C. I am self-deceived in believing my depression is just an emotional problem.
Maybe I have been going to therapy for a good while, but my life seems to be increasingly lacking in some basic way. The answer may be either in the physical and/or spiritual aspect. My brain chemistry may need that reset button of pharmacological treatment that talking therapy cannot quickly give.
Or, I may understand my issues thoroughly, in fact, so thoroughly that I analyze and obsess about them constantly, but my life is spiritually dry. Neurotic thinking is usually about the ego, feeling like I must control mentally a process (a disease) that of course cannot be controlled mentally, and then feeling the frustration of failing. Spirituality is about connection to other people, to something bigger than my own ego. It is an inner sense of connection to what gives life purpose and meaning.
If I am depressed and not nurturing my spiritual life, I am neglecting a major piece of the solution.
D. I am self-deceived in believing my depression is just a spiritual problem.
Many times people see depression as a kind of spiritual weakness. The thinking goes like this: “If I just prayed harder then I wouldn’t have this problem.”

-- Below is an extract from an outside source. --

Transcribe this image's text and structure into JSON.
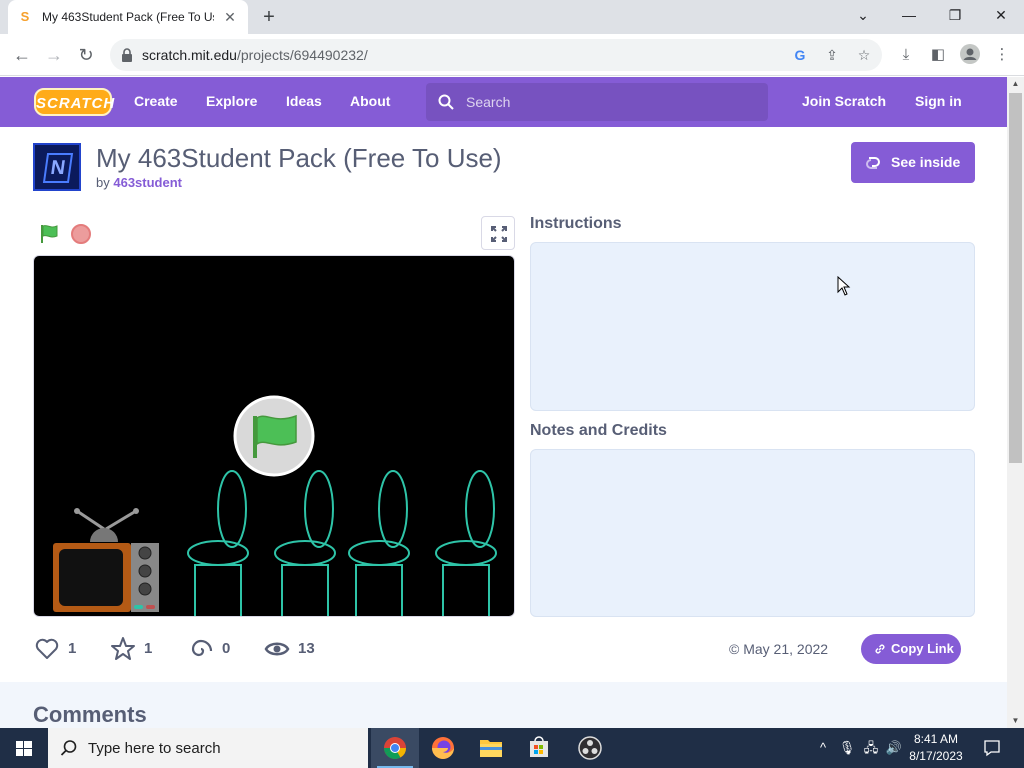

First, I may be completely neglecting the physical nature of the illness. Anyone with depression needs to have his or her diet and exercise life evaluated. Studies have shown that regular physical exercise, such as an hour a day, five days a week, is just as effective at relieving depression as the most commonly prescribed anti-depressant medications. If you are snacking on sugar and caffeine, you are going to encourage the highs and lows of metabolic function that are more apt to push you into a depressed mood. If you aren’t eating protein for breakfast, you are going to feel a drop in energy level by ten o’clock. Your nutritional practices may be hurting not supporting your mental health.
Second, no matter how good my spiritual life, there may be emotional issues I need to deal with to put my depression behind me.

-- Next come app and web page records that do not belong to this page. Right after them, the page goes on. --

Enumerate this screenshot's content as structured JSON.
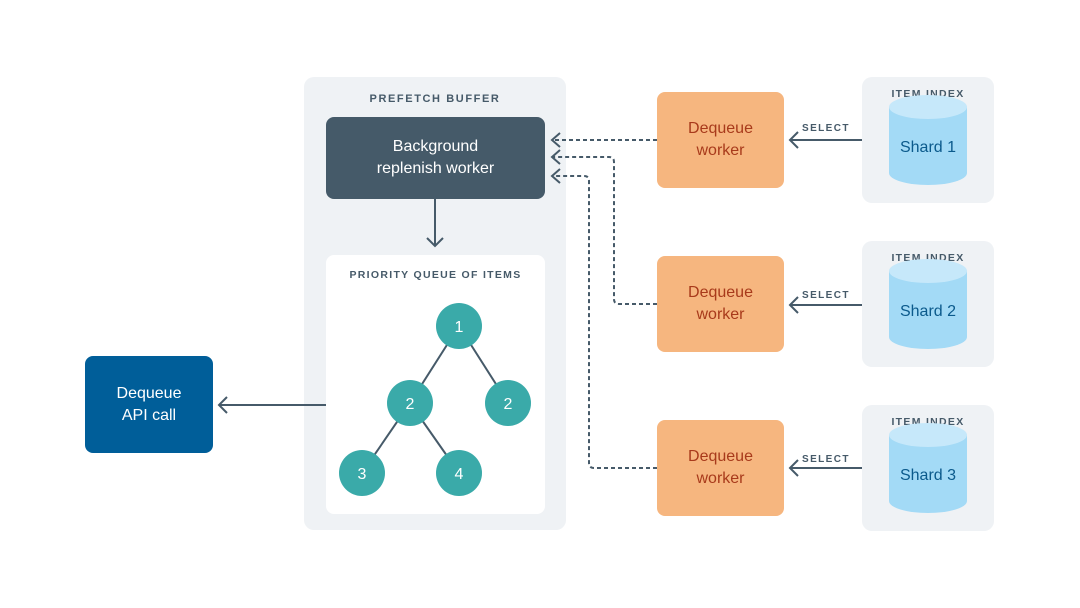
{
  "prefetch_buffer": {
    "title": "PREFETCH BUFFER",
    "background_worker": "Background\nreplenish worker",
    "priority_queue": {
      "title": "PRIORITY QUEUE OF ITEMS",
      "nodes": [
        {
          "id": "root",
          "value": "1"
        },
        {
          "id": "left",
          "value": "2",
          "parent": "root"
        },
        {
          "id": "right",
          "value": "2",
          "parent": "root"
        },
        {
          "id": "left-left",
          "value": "3",
          "parent": "left"
        },
        {
          "id": "left-right",
          "value": "4",
          "parent": "left"
        }
      ]
    }
  },
  "api_call": "Dequeue\nAPI call",
  "workers": [
    {
      "label": "Dequeue\nworker"
    },
    {
      "label": "Dequeue\nworker"
    },
    {
      "label": "Dequeue\nworker"
    }
  ],
  "edge_label": "SELECT",
  "item_indexes": [
    {
      "title": "ITEM INDEX",
      "shard": "Shard 1"
    },
    {
      "title": "ITEM INDEX",
      "shard": "Shard 2"
    },
    {
      "title": "ITEM INDEX",
      "shard": "Shard 3"
    }
  ],
  "colors": {
    "panel": "#eff2f5",
    "background_worker": "#455a69",
    "api_call": "#005e99",
    "dequeue_worker": "#f6b67f",
    "dequeue_worker_text": "#a83a1b",
    "tree_node": "#3aaaa9",
    "shard_body": "#a3daf6",
    "shard_top": "#c6e8fa",
    "shard_text": "#0b5a8c",
    "connector": "#465a69"
  }
}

In fact, for those who grew up in alcoholic homes, or suffered abuse or trauma in childhood, there is often a tendency to try to escape into a spiritual cloud.
The desire is to transcend one’s earthly problems. This doesn’t work, but simply represses the issues that must be voiced and dealt with. Keeping the lid on by avoiding, even in the name of a higher purpose, still pushes these issues down. And the energy that goes into pushing them down, in turn, goes into keeping one depressed and emotionally pushed down.
Unfortunately, often those who treat depression are so specialized they only focus on one aspect of its proper treatment. Maybe all their education and experience is tied up in treating the pharmacological part, or the emotional piece, or the spiritual aspect. One thing our specialized medical system is teaching us is that we must each be in charge of our own treatment. The solution lies in being sure we address depression in all aspects – physical, emotional, and spiritual.
Depression has an effect on our beliefs and attitudes. Depression causes us to perceive our life in a narrow, confined way. The way in which depression shapes our thinking can be the biggest barrier to living in a solution that confronts depression on all levels. To effect healing from depression, we must start with our attitude toward it. To begin to heal, we must develop three important attitudes.
1. Honesty – to see the nature of depression clearly and to see clearly our feelings, expectations and attitudes about it.
2. Openness – to change; openness to accepting the limited way in which we have seen our disease; how we wanted to sweep it into a narrow corner.
3. Willingness – to take action on all aspects of depression; willingness to acknowledge that only with action will a change of attitude occur that will allow us to embrace our depression in all its aspects.
Finally, we must put these three attitudes to work in our relationships. We need to foster those relationships that are healing, that bring out our best, which allow us to accept our own worth and put it to useful service.
– by Don CarrollPosted by